WHAT YOU WILL DO
Go through the records underneath and write each one out again exactly.

RECORDS FOR THE EXERCISE
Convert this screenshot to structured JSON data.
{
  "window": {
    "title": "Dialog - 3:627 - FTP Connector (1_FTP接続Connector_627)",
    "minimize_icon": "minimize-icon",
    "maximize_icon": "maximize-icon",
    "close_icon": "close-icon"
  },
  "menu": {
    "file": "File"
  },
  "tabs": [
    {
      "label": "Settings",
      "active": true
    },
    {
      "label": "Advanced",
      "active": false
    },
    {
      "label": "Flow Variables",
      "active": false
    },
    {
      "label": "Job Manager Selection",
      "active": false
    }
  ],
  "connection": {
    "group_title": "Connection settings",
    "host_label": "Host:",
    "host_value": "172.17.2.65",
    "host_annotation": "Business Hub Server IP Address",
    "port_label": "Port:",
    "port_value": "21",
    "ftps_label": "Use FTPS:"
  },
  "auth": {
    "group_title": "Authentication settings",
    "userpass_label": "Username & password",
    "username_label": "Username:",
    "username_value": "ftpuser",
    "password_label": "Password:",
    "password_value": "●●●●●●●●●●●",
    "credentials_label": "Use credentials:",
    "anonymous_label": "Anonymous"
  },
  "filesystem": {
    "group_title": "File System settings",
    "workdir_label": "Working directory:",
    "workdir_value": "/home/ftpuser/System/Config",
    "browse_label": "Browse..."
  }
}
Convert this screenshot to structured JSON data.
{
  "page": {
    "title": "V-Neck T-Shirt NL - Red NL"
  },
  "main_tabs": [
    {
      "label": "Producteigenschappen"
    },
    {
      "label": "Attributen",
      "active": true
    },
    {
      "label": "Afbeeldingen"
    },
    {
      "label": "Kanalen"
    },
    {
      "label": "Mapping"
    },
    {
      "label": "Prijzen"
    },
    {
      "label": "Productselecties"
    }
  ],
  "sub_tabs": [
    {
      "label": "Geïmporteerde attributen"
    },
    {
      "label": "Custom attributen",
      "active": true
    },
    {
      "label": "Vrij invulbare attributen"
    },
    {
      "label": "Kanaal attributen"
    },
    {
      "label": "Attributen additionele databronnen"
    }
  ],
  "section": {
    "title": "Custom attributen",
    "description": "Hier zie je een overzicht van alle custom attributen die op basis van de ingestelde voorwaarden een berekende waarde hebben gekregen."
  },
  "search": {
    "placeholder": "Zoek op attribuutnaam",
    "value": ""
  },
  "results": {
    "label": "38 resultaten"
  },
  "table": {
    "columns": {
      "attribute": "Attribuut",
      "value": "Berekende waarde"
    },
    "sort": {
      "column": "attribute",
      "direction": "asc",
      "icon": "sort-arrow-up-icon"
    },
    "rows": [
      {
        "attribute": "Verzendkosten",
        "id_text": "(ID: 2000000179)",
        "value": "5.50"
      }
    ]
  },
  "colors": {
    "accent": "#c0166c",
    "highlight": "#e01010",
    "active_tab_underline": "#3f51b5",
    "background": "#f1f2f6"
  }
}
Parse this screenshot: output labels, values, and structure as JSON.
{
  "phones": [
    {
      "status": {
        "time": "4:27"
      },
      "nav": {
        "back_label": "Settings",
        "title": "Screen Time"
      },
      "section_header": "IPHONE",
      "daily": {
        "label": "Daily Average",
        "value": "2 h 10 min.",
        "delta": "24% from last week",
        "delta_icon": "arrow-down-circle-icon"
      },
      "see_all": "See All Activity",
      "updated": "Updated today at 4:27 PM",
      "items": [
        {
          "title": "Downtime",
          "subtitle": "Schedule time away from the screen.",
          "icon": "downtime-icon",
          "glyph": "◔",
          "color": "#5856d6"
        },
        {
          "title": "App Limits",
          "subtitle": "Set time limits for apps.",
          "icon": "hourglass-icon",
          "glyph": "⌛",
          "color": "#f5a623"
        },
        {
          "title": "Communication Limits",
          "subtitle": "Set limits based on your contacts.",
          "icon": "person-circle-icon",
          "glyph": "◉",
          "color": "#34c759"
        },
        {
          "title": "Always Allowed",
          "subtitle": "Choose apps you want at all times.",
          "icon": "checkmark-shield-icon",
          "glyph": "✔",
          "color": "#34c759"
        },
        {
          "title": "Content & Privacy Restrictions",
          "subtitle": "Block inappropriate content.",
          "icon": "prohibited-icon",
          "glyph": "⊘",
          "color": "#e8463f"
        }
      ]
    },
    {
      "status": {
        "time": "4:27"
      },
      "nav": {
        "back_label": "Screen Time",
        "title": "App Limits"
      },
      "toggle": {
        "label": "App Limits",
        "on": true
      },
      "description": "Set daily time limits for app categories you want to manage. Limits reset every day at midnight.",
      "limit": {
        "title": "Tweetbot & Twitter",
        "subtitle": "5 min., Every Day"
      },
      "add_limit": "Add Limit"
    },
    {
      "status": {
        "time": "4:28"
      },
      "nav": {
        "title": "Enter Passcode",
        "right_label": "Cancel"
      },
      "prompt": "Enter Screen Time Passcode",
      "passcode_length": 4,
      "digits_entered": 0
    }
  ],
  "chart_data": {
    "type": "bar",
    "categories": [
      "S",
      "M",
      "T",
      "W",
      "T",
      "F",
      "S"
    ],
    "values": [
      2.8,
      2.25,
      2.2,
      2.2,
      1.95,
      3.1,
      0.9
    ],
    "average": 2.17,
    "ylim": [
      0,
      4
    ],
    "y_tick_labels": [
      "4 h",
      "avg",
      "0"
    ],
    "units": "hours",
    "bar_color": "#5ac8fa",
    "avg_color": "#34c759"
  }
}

EXERCISE RESPONSE
Convert this screenshot to structured JSON data.
{
  "window": {
    "title": "Dialog - 3:627 - FTP Connector (1_FTP接続Connector_627)",
    "minimize_icon": "minimize-icon",
    "maximize_icon": "maximize-icon",
    "close_icon": "close-icon"
  },
  "menu": {
    "file": "File"
  },
  "tabs": [
    {
      "label": "Settings",
      "active": true
    },
    {
      "label": "Advanced",
      "active": false
    },
    {
      "label": "Flow Variables",
      "active": false
    },
    {
      "label": "Job Manager Selection",
      "active": false
    }
  ],
  "connection": {
    "group_title": "Connection settings",
    "host_label": "Host:",
    "host_value": "172.17.2.65",
    "host_annotation": "Business Hub Server IP Address",
    "port_label": "Port:",
    "port_value": "21",
    "ftps_label": "Use FTPS:"
  },
  "auth": {
    "group_title": "Authentication settings",
    "userpass_label": "Username & password",
    "username_label": "Username:",
    "username_value": "ftpuser",
    "password_label": "Password:",
    "password_value": "●●●●●●●●●●●",
    "credentials_label": "Use credentials:",
    "anonymous_label": "Anonymous"
  },
  "filesystem": {
    "group_title": "File System settings",
    "workdir_label": "Working directory:",
    "workdir_value": "/home/ftpuser/System/Config",
    "browse_label": "Browse..."
  }
}
Convert this screenshot to structured JSON data.
{
  "page": {
    "title": "V-Neck T-Shirt NL - Red NL"
  },
  "main_tabs": [
    {
      "label": "Producteigenschappen"
    },
    {
      "label": "Attributen",
      "active": true
    },
    {
      "label": "Afbeeldingen"
    },
    {
      "label": "Kanalen"
    },
    {
      "label": "Mapping"
    },
    {
      "label": "Prijzen"
    },
    {
      "label": "Productselecties"
    }
  ],
  "sub_tabs": [
    {
      "label": "Geïmporteerde attributen"
    },
    {
      "label": "Custom attributen",
      "active": true
    },
    {
      "label": "Vrij invulbare attributen"
    },
    {
      "label": "Kanaal attributen"
    },
    {
      "label": "Attributen additionele databronnen"
    }
  ],
  "section": {
    "title": "Custom attributen",
    "description": "Hier zie je een overzicht van alle custom attributen die op basis van de ingestelde voorwaarden een berekende waarde hebben gekregen."
  },
  "search": {
    "placeholder": "Zoek op attribuutnaam",
    "value": ""
  },
  "results": {
    "label": "38 resultaten"
  },
  "table": {
    "columns": {
      "attribute": "Attribuut",
      "value": "Berekende waarde"
    },
    "sort": {
      "column": "attribute",
      "direction": "asc",
      "icon": "sort-arrow-up-icon"
    },
    "rows": [
      {
        "attribute": "Verzendkosten",
        "id_text": "(ID: 2000000179)",
        "value": "5.50"
      }
    ]
  },
  "colors": {
    "accent": "#c0166c",
    "highlight": "#e01010",
    "active_tab_underline": "#3f51b5",
    "background": "#f1f2f6"
  }
}
Parse this screenshot: output labels, values, and structure as JSON.
{
  "phones": [
    {
      "status": {
        "time": "4:27"
      },
      "nav": {
        "back_label": "Settings",
        "title": "Screen Time"
      },
      "section_header": "IPHONE",
      "daily": {
        "label": "Daily Average",
        "value": "2 h 10 min.",
        "delta": "24% from last week",
        "delta_icon": "arrow-down-circle-icon"
      },
      "see_all": "See All Activity",
      "updated": "Updated today at 4:27 PM",
      "items": [
        {
          "title": "Downtime",
          "subtitle": "Schedule time away from the screen.",
          "icon": "downtime-icon",
          "glyph": "◔",
          "color": "#5856d6"
        },
        {
          "title": "App Limits",
          "subtitle": "Set time limits for apps.",
          "icon": "hourglass-icon",
          "glyph": "⌛",
          "color": "#f5a623"
        },
        {
          "title": "Communication Limits",
          "subtitle": "Set limits based on your contacts.",
          "icon": "person-circle-icon",
          "glyph": "◉",
          "color": "#34c759"
        },
        {
          "title": "Always Allowed",
          "subtitle": "Choose apps you want at all times.",
          "icon": "checkmark-shield-icon",
          "glyph": "✔",
          "color": "#34c759"
        },
        {
          "title": "Content & Privacy Restrictions",
          "subtitle": "Block inappropriate content.",
          "icon": "prohibited-icon",
          "glyph": "⊘",
          "color": "#e8463f"
        }
      ]
    },
    {
      "status": {
        "time": "4:27"
      },
      "nav": {
        "back_label": "Screen Time",
        "title": "App Limits"
      },
      "toggle": {
        "label": "App Limits",
        "on": true
      },
      "description": "Set daily time limits for app categories you want to manage. Limits reset every day at midnight.",
      "limit": {
        "title": "Tweetbot & Twitter",
        "subtitle": "5 min., Every Day"
      },
      "add_limit": "Add Limit"
    },
    {
      "status": {
        "time": "4:28"
      },
      "nav": {
        "title": "Enter Passcode",
        "right_label": "Cancel"
      },
      "prompt": "Enter Screen Time Passcode",
      "passcode_length": 4,
      "digits_entered": 0
    }
  ],
  "chart_data": {
    "type": "bar",
    "categories": [
      "S",
      "M",
      "T",
      "W",
      "T",
      "F",
      "S"
    ],
    "values": [
      2.8,
      2.25,
      2.2,
      2.2,
      1.95,
      3.1,
      0.9
    ],
    "average": 2.17,
    "ylim": [
      0,
      4
    ],
    "y_tick_labels": [
      "4 h",
      "avg",
      "0"
    ],
    "units": "hours",
    "bar_color": "#5ac8fa",
    "avg_color": "#34c759"
  }
}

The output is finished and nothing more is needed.